## [TASK STATEMENT]
Where a line of the material contains the string "screenshot", copy that line.

## [RAW DATA]
┄┄┄┄┄┄┄┄┄┄┄┄┄┄┄┄┄┄┄┄

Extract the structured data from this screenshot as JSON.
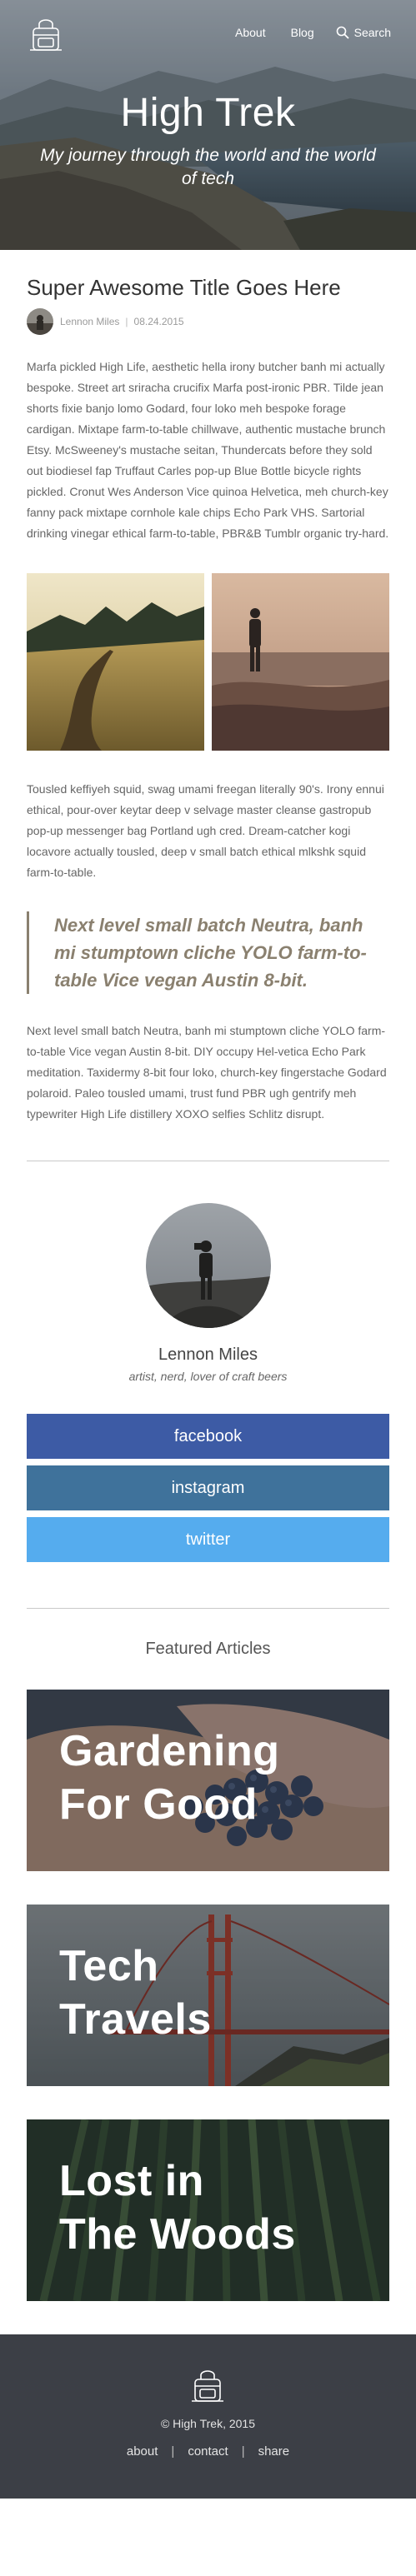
{
  "nav": {
    "logo_icon": "backpack-logo-icon",
    "about": "About",
    "blog": "Blog",
    "search": "Search",
    "search_icon": "search-icon"
  },
  "hero": {
    "title": "High Trek",
    "subtitle": "My journey through the world and the world of tech"
  },
  "post": {
    "title": "Super Awesome Title Goes Here",
    "author": "Lennon Miles",
    "date": "08.24.2015",
    "paragraph_1": "Marfa pickled High Life, aesthetic hella irony butcher banh mi actually bespoke. Street art sriracha crucifix Marfa post-ironic PBR. Tilde jean shorts fixie banjo lomo Godard, four loko meh bespoke forage cardigan. Mixtape farm-to-table chillwave, authentic mustache brunch Etsy. McSweeney's mustache seitan, Thundercats before they sold out biodiesel fap Truffaut Carles pop-up Blue Bottle bicycle rights pickled. Cronut Wes Anderson Vice quinoa Helvetica, meh church-key fanny pack mixtape cornhole kale chips Echo Park VHS. Sartorial drinking vinegar ethical farm-to-table, PBR&B Tumblr organic try-hard.",
    "paragraph_2": "Tousled keffiyeh squid, swag umami freegan literally 90's. Irony ennui ethical, pour-over keytar deep v selvage master cleanse gastropub pop-up messenger bag Portland ugh cred. Dream-catcher kogi locavore actually tousled, deep v small batch ethical mlkshk squid farm-to-table.",
    "pullquote": "Next level small batch Neutra, banh mi stumptown cliche YOLO farm-to-table Vice vegan Austin 8-bit.",
    "paragraph_3": "Next level small batch Neutra, banh mi stumptown cliche YOLO farm-to-table Vice vegan Austin 8-bit. DIY occupy Hel-vetica Echo Park meditation. Taxidermy 8-bit four loko, church-key fingerstache Godard polaroid. Paleo tousled umami, trust fund PBR ugh gentrify meh typewriter High Life distillery XOXO selfies Schlitz disrupt."
  },
  "author": {
    "name": "Lennon Miles",
    "bio": "artist, nerd, lover of craft beers"
  },
  "social": {
    "facebook": "facebook",
    "instagram": "instagram",
    "twitter": "twitter",
    "colors": {
      "facebook": "#3d5ba5",
      "instagram": "#3f729b",
      "twitter": "#55acee"
    }
  },
  "featured": {
    "heading": "Featured Articles",
    "articles": [
      {
        "line1": "Gardening",
        "line2": "For Good"
      },
      {
        "line1": "Tech",
        "line2": "Travels"
      },
      {
        "line1": "Lost in",
        "line2": "The Woods"
      }
    ]
  },
  "footer": {
    "copyright": "© High Trek, 2015",
    "links": [
      "about",
      "contact",
      "share"
    ],
    "background": "#3c3f46"
  },
  "theme": {
    "quote_color": "#8a806f"
  }
}
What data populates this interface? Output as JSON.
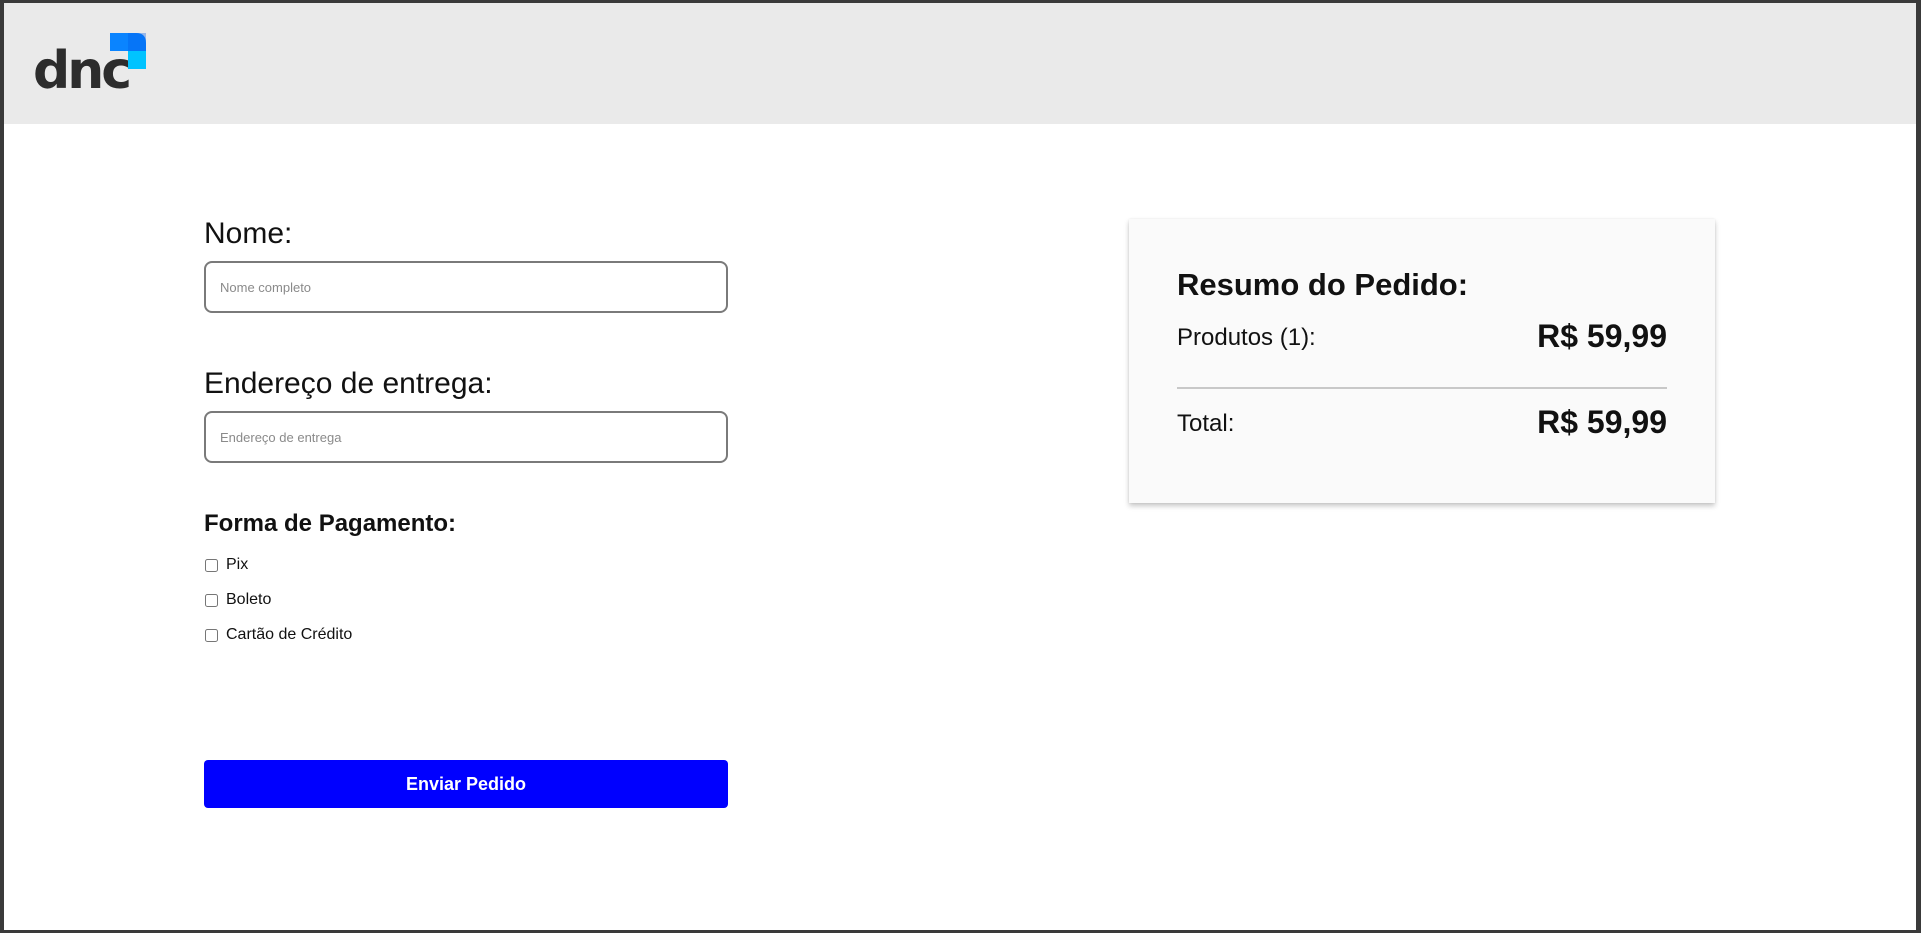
{
  "brand": {
    "logo_text": "dnc",
    "logo_colors": [
      "#0a84ff",
      "#00c3ff",
      "#0059e8"
    ]
  },
  "form": {
    "name_label": "Nome:",
    "name_placeholder": "Nome completo",
    "name_value": "",
    "address_label": "Endereço de entrega:",
    "address_placeholder": "Endereço de entrega",
    "address_value": "",
    "payment_title": "Forma de Pagamento:",
    "payment_options": [
      {
        "label": "Pix",
        "checked": false
      },
      {
        "label": "Boleto",
        "checked": false
      },
      {
        "label": "Cartão de Crédito",
        "checked": false
      }
    ],
    "submit_label": "Enviar Pedido",
    "submit_color": "#0000ff"
  },
  "summary": {
    "title": "Resumo do Pedido:",
    "products_label": "Produtos (1):",
    "products_value": "R$ 59,99",
    "total_label": "Total:",
    "total_value": "R$ 59,99"
  }
}
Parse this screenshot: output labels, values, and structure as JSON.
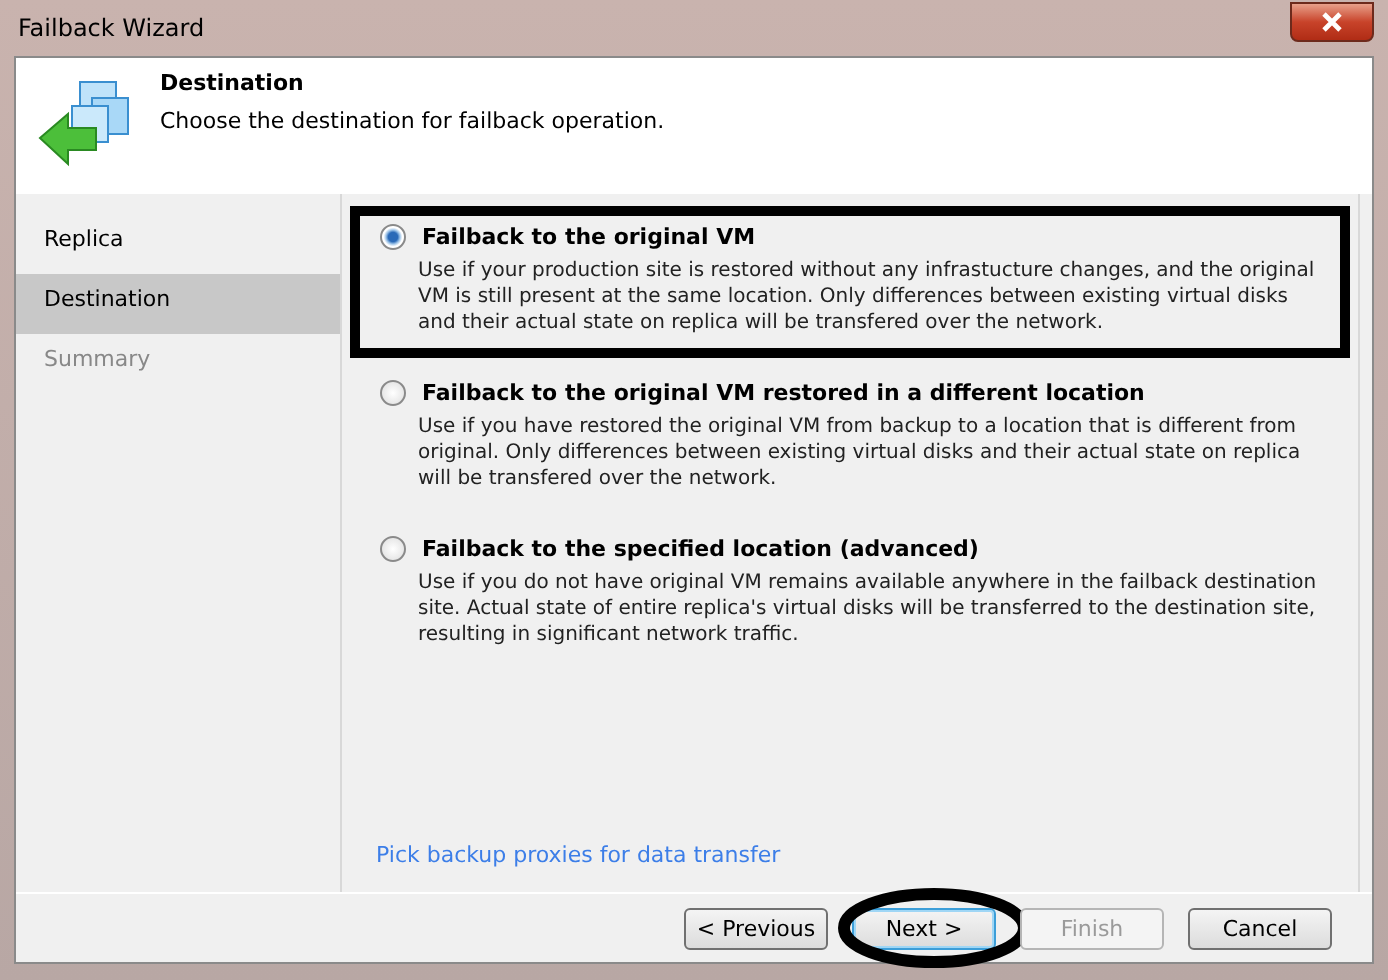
{
  "window": {
    "title": "Failback Wizard"
  },
  "header": {
    "title": "Destination",
    "subtitle": "Choose the destination for failback operation."
  },
  "steps": [
    {
      "label": "Replica",
      "selected": false,
      "disabled": false
    },
    {
      "label": "Destination",
      "selected": true,
      "disabled": false
    },
    {
      "label": "Summary",
      "selected": false,
      "disabled": true
    }
  ],
  "options": [
    {
      "label": "Failback to the original VM",
      "description": "Use if your production site is restored without any infrastucture changes, and the original VM is still present at the same location.  Only differences between existing virtual disks and their actual state on replica will be transfered over the network.",
      "selected": true,
      "highlighted": true
    },
    {
      "label": "Failback to the original VM restored in a different location",
      "description": "Use if you have restored the original VM from backup to a location that is different from original. Only differences between existing virtual disks and their actual state on replica will be transfered over the network.",
      "selected": false,
      "highlighted": false
    },
    {
      "label": "Failback to the specified location (advanced)",
      "description": "Use if you do not have original VM remains available anywhere in the failback destination site. Actual state of entire replica's virtual disks will be transferred to the destination site, resulting in significant network traffic.",
      "selected": false,
      "highlighted": false
    }
  ],
  "link": "Pick backup proxies for data transfer",
  "buttons": [
    {
      "label": "< Previous",
      "disabled": false,
      "focused": false,
      "highlighted": false
    },
    {
      "label": "Next >",
      "disabled": false,
      "focused": true,
      "highlighted": true
    },
    {
      "label": "Finish",
      "disabled": true,
      "focused": false,
      "highlighted": false
    },
    {
      "label": "Cancel",
      "disabled": false,
      "focused": false,
      "highlighted": false
    }
  ]
}
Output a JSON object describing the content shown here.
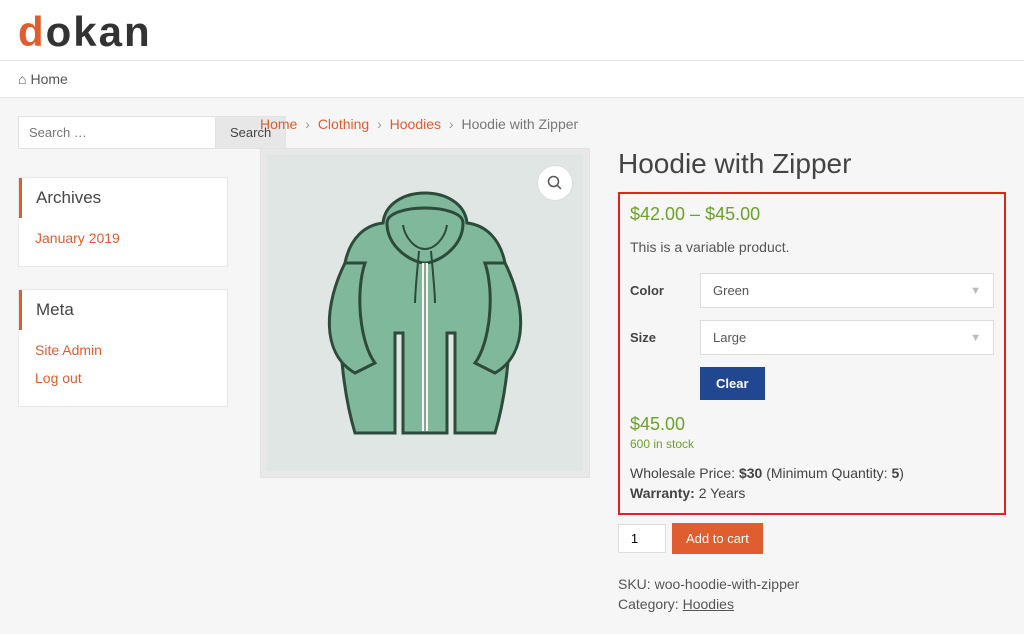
{
  "logo": {
    "d": "d",
    "rest": "okan"
  },
  "nav": {
    "home": "Home"
  },
  "search": {
    "placeholder": "Search …",
    "button": "Search"
  },
  "widgets": {
    "archives": {
      "title": "Archives",
      "items": [
        "January 2019"
      ]
    },
    "meta": {
      "title": "Meta",
      "items": [
        "Site Admin",
        "Log out"
      ]
    }
  },
  "breadcrumb": {
    "home": "Home",
    "clothing": "Clothing",
    "hoodies": "Hoodies",
    "current": "Hoodie with Zipper"
  },
  "product": {
    "title": "Hoodie with Zipper",
    "price_range": "$42.00 – $45.00",
    "short_desc": "This is a variable product.",
    "variations": {
      "color": {
        "label": "Color",
        "selected": "Green"
      },
      "size": {
        "label": "Size",
        "selected": "Large"
      }
    },
    "clear": "Clear",
    "single_price": "$45.00",
    "stock": "600 in stock",
    "wholesale": {
      "label": "Wholesale Price:",
      "price": "$30",
      "min_label": "(Minimum Quantity:",
      "min": "5",
      "close": ")"
    },
    "warranty": {
      "label": "Warranty:",
      "value": "2 Years"
    },
    "qty": "1",
    "add_to_cart": "Add to cart",
    "sku": {
      "label": "SKU:",
      "value": "woo-hoodie-with-zipper"
    },
    "category": {
      "label": "Category:",
      "value": "Hoodies"
    }
  }
}
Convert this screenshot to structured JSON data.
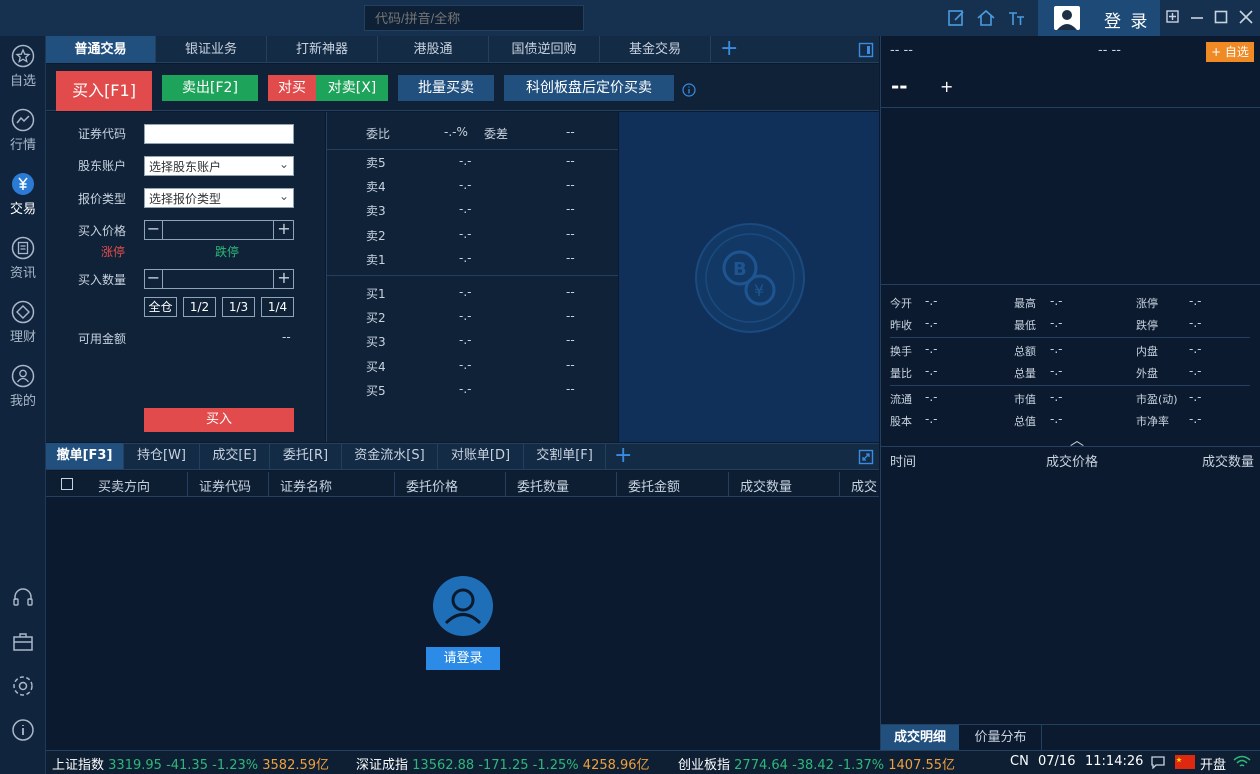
{
  "titlebar": {
    "search_placeholder": "代码/拼音/全称",
    "login_label": "登 录",
    "icons": [
      "edit-icon",
      "home-icon",
      "font-size-icon",
      "pin-icon",
      "minimize-icon",
      "maximize-icon",
      "close-icon"
    ]
  },
  "sidebar": {
    "items": [
      {
        "label": "自选",
        "icon": "star-icon"
      },
      {
        "label": "行情",
        "icon": "chart-line-icon"
      },
      {
        "label": "交易",
        "icon": "yuan-icon",
        "active": true
      },
      {
        "label": "资讯",
        "icon": "news-icon"
      },
      {
        "label": "理财",
        "icon": "diamond-icon"
      },
      {
        "label": "我的",
        "icon": "user-icon"
      }
    ],
    "bottom_icons": [
      "headset-icon",
      "toolbox-icon",
      "settings-icon",
      "info-icon"
    ]
  },
  "tabs": [
    {
      "label": "普通交易",
      "active": true
    },
    {
      "label": "银证业务"
    },
    {
      "label": "打新神器"
    },
    {
      "label": "港股通"
    },
    {
      "label": "国债逆回购"
    },
    {
      "label": "基金交易"
    }
  ],
  "actions": {
    "buy": "买入[F1]",
    "sell": "卖出[F2]",
    "cross_buy": "对买",
    "cross_sell": "对卖[X]",
    "batch": "批量买卖",
    "star_market": "科创板盘后定价买卖"
  },
  "form": {
    "code_label": "证券代码",
    "account_label": "股东账户",
    "account_value": "选择股东账户",
    "price_type_label": "报价类型",
    "price_type_value": "选择报价类型",
    "price_label": "买入价格",
    "limit_up": "涨停",
    "limit_down": "跌停",
    "qty_label": "买入数量",
    "qty_buttons": [
      "全仓",
      "1/2",
      "1/3",
      "1/4"
    ],
    "available_label": "可用金额",
    "available_value": "--",
    "submit": "买入"
  },
  "orderbook": {
    "ratio_label": "委比",
    "ratio_value": "-.-%",
    "diff_label": "委差",
    "diff_value": "--",
    "asks": [
      {
        "label": "卖5",
        "price": "-.-",
        "vol": "--"
      },
      {
        "label": "卖4",
        "price": "-.-",
        "vol": "--"
      },
      {
        "label": "卖3",
        "price": "-.-",
        "vol": "--"
      },
      {
        "label": "卖2",
        "price": "-.-",
        "vol": "--"
      },
      {
        "label": "卖1",
        "price": "-.-",
        "vol": "--"
      }
    ],
    "bids": [
      {
        "label": "买1",
        "price": "-.-",
        "vol": "--"
      },
      {
        "label": "买2",
        "price": "-.-",
        "vol": "--"
      },
      {
        "label": "买3",
        "price": "-.-",
        "vol": "--"
      },
      {
        "label": "买4",
        "price": "-.-",
        "vol": "--"
      },
      {
        "label": "买5",
        "price": "-.-",
        "vol": "--"
      }
    ]
  },
  "bottom_tabs": [
    {
      "label": "撤单[F3]",
      "active": true
    },
    {
      "label": "持仓[W]"
    },
    {
      "label": "成交[E]"
    },
    {
      "label": "委托[R]"
    },
    {
      "label": "资金流水[S]"
    },
    {
      "label": "对账单[D]"
    },
    {
      "label": "交割单[F]"
    }
  ],
  "table_columns": [
    "买卖方向",
    "证券代码",
    "证券名称",
    "委托价格",
    "委托数量",
    "委托金额",
    "成交数量",
    "成交"
  ],
  "login_prompt": "请登录",
  "right_panel": {
    "name_placeholder": "-- --",
    "price_placeholder": "-- --",
    "add_watch": "+ 自选",
    "dash_big": "--",
    "plus": "+",
    "quote_rows": [
      [
        [
          "今开",
          "-.-"
        ],
        [
          "最高",
          "-.-"
        ],
        [
          "涨停",
          "-.-"
        ]
      ],
      [
        [
          "昨收",
          "-.-"
        ],
        [
          "最低",
          "-.-"
        ],
        [
          "跌停",
          "-.-"
        ]
      ],
      [
        [
          "换手",
          "-.-"
        ],
        [
          "总额",
          "-.-"
        ],
        [
          "内盘",
          "-.-"
        ]
      ],
      [
        [
          "量比",
          "-.-"
        ],
        [
          "总量",
          "-.-"
        ],
        [
          "外盘",
          "-.-"
        ]
      ],
      [
        [
          "流通",
          "-.-"
        ],
        [
          "市值",
          "-.-"
        ],
        [
          "市盈(动)",
          "-.-"
        ]
      ],
      [
        [
          "股本",
          "-.-"
        ],
        [
          "总值",
          "-.-"
        ],
        [
          "市净率",
          "-.-"
        ]
      ]
    ],
    "detail_cols": [
      "时间",
      "成交价格",
      "成交数量"
    ],
    "detail_tabs": [
      {
        "label": "成交明细",
        "active": true
      },
      {
        "label": "价量分布"
      }
    ]
  },
  "statusbar": {
    "indices": [
      {
        "name": "上证指数",
        "value": "3319.95",
        "change": "-41.35",
        "pct": "-1.23%",
        "amount": "3582.59亿"
      },
      {
        "name": "深证成指",
        "value": "13562.88",
        "change": "-171.25",
        "pct": "-1.25%",
        "amount": "4258.96亿"
      },
      {
        "name": "创业板指",
        "value": "2774.64",
        "change": "-38.42",
        "pct": "-1.37%",
        "amount": "1407.55亿"
      }
    ],
    "region": "CN",
    "date": "07/16",
    "time": "11:14:26",
    "market_state": "开盘"
  },
  "colors": {
    "buy_red": "#e14b4b",
    "sell_green": "#1ea35b",
    "blue_btn": "#21507f",
    "accent_orange": "#f08a24"
  }
}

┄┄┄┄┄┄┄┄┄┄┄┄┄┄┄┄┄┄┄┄

## [YOUR RESPONSE]
Extract the structured data from this screenshot as JSON.
Parse this screenshot: output labels, values, and structure as JSON.
Convert this screenshot to structured JSON data.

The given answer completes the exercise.